In 2001, a research division in the Netherlands equivalent of the FDA conducted an in vivo study on antioxidant levels in human blood plasma after consuming tea or milk tea. They concluded that drinking both tea and milk tea resulted in similar levels of blood plasma antioxidants (Hollman 2001). Another 2001 study conducted by a food and nutrition company, it was reported that both tea and milk tea digestates inhibited the activity of a known mutagen in a bacterial colony at similar levels (Krul 2001).
There are some drawbacks to having tea with milk. One in vitro and in vivo study concluded that milk counteracted the beneficial vascular activity of tea (Lorenz 2007). This study was followed up by an in vitro study in 2009 using soy milk instead and reached a similar conclusion (Lorenz 2009). Another study found that consuming green tea helped subjects undergo diet induced thermogenesis (in other words, they burned more calories at a resting heart rate after drinking green tea), consuming green tea with milk had no such effect (Hursel 2011).
All in all, this topic does not have a clear scientific consensus, as is with most foods (like, are eggs good for you or bad for you this year??). That said, scientists do in fact agree that casein proteins that are present in milk do bind to tea antioxidants. Caseins are a particular type of protein that is produced by mammals so it should be absent in soy, almond, and oat milk.
Soy milk has almost as much protein as milk and some of these proteins are suspected to behave similar to casein in binding tea antioxidants. So if you want to ensure you get the most antioxidants out of your tea, I suggest having a green tea with an alternative milk that is low in protein, such as almond milk. Oat milk will have more protein than almond milk, but less than regular milk or soy.
by Stephen Lo, Bobarista and Masters in Chemistry candidate, USF
1. Krul C., Luiten-Schuiten A., Tenfelde A., van Ommen B., Verhagen H., Havenaar R. Antimutagenic activity of green tea and black tea extracts studied in a dynamicin vitro gastrointestinal model. Mutat. Res. 2001;474:71–85.
2. Lorenz M., Jochmann N., von Krosigk A., Martus P., Baumann G., Stangl K., Stangl V. Addition of milk prevents vascular protective effects of tea. Eur. Heart J. 2007;28:219–223.
3. Lorenz, Mario, Karl Stangl, and Verena Stangl. "Vascular effects of tea are suppressed by soy milk." Atherosclerosis 206.1 (2009): 31-32.
4. Haratifar, S., K. A. Meckling, and M. Corredig. "Antiproliferative activity of tea catechins associated with casein micelles, using HT29 colon cancer cells." Journal of dairy science 97.2 (2014): 672-678.
5. van der Burg-Koorevaar, Monique CD, Silvia Miret, and Guus SMJE Duchateau. "Effect of milk and brewing method on black tea catechin bioaccessibility." Journal of agricultural and food chemistry 59.14 (2011): 7752-7758.
6. Hollman P.C., van het Hof K.H., Tijburg L.B., Katan M.B. Addition of milk does not affect the absorption of flavonols from tea in man.

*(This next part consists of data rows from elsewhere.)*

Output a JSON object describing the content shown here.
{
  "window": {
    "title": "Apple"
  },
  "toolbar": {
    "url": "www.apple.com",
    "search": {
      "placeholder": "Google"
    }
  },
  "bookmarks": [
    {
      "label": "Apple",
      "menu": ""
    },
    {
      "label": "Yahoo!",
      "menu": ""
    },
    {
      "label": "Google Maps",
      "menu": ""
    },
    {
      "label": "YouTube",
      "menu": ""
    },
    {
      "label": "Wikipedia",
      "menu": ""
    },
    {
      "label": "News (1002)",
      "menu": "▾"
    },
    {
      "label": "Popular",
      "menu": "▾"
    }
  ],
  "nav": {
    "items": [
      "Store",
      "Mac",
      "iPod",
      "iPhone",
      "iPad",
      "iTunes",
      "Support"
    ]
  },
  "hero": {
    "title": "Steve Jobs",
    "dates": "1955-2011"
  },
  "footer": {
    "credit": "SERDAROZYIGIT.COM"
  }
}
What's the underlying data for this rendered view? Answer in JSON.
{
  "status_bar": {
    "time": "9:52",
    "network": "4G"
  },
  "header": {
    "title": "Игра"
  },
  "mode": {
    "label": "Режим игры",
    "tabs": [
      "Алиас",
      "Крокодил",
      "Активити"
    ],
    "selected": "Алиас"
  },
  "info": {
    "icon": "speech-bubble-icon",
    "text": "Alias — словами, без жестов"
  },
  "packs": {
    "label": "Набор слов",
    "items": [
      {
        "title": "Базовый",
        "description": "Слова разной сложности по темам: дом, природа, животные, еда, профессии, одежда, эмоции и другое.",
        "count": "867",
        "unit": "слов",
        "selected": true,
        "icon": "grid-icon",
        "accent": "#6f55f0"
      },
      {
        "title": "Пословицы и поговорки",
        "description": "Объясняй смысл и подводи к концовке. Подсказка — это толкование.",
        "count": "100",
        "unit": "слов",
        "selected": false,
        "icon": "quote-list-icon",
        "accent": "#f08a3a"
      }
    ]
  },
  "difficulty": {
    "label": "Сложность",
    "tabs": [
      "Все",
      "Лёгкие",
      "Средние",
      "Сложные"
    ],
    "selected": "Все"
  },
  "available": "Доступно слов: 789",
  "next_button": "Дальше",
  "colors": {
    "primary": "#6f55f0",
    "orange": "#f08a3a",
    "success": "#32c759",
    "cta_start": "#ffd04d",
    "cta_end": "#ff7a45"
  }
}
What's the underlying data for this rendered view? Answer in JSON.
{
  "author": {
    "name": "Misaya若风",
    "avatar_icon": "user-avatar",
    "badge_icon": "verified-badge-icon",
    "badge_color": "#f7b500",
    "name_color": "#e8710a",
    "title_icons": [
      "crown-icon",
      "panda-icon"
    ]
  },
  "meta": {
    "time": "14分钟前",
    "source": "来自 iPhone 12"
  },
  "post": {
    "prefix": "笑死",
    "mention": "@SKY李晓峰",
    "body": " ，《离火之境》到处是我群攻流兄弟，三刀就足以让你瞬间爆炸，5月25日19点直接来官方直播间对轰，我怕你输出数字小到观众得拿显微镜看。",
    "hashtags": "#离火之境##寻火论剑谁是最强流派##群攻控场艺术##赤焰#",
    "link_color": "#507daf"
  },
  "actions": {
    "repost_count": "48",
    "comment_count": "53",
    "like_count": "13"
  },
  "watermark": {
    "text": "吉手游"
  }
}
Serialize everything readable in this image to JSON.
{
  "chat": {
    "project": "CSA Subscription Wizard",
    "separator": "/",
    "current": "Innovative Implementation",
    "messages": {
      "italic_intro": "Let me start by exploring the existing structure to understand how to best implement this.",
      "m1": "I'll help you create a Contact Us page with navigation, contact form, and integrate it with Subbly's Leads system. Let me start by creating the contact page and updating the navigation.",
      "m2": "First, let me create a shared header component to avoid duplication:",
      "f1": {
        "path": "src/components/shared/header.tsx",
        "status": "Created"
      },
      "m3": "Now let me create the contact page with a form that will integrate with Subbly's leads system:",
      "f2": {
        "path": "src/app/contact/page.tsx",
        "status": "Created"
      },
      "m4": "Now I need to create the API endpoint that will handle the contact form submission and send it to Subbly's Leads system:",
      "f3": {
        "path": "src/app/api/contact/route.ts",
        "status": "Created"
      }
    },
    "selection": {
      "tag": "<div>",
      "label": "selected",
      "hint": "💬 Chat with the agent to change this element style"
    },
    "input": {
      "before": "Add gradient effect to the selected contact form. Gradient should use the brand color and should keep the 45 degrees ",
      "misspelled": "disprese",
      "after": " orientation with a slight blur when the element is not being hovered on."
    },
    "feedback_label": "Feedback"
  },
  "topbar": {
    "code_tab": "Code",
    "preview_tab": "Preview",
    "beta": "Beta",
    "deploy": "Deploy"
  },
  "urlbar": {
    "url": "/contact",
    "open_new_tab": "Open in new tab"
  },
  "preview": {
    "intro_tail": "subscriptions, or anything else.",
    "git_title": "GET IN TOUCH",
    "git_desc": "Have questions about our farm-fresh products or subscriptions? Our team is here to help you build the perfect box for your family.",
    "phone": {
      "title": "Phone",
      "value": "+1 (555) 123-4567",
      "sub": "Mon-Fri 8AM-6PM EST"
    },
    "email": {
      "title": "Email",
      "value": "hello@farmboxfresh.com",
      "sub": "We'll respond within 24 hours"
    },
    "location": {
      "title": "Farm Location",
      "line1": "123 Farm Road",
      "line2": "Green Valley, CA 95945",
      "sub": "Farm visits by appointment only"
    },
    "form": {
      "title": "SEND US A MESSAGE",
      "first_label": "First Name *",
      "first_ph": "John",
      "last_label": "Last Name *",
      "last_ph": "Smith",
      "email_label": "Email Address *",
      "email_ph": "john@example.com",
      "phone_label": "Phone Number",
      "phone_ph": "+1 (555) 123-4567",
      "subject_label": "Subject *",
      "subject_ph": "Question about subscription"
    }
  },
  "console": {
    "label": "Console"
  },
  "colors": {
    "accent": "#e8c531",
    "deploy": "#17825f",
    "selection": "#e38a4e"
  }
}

Free Radic. Res. 2001;34:297–300
7. Hursel, Rick, and Margriet S. Westerterp-Plantenga. "Consumption of milk-protein combined with green tea modulates diet-induced thermogenesis." Nutrients 3.8 (2011): 725-733.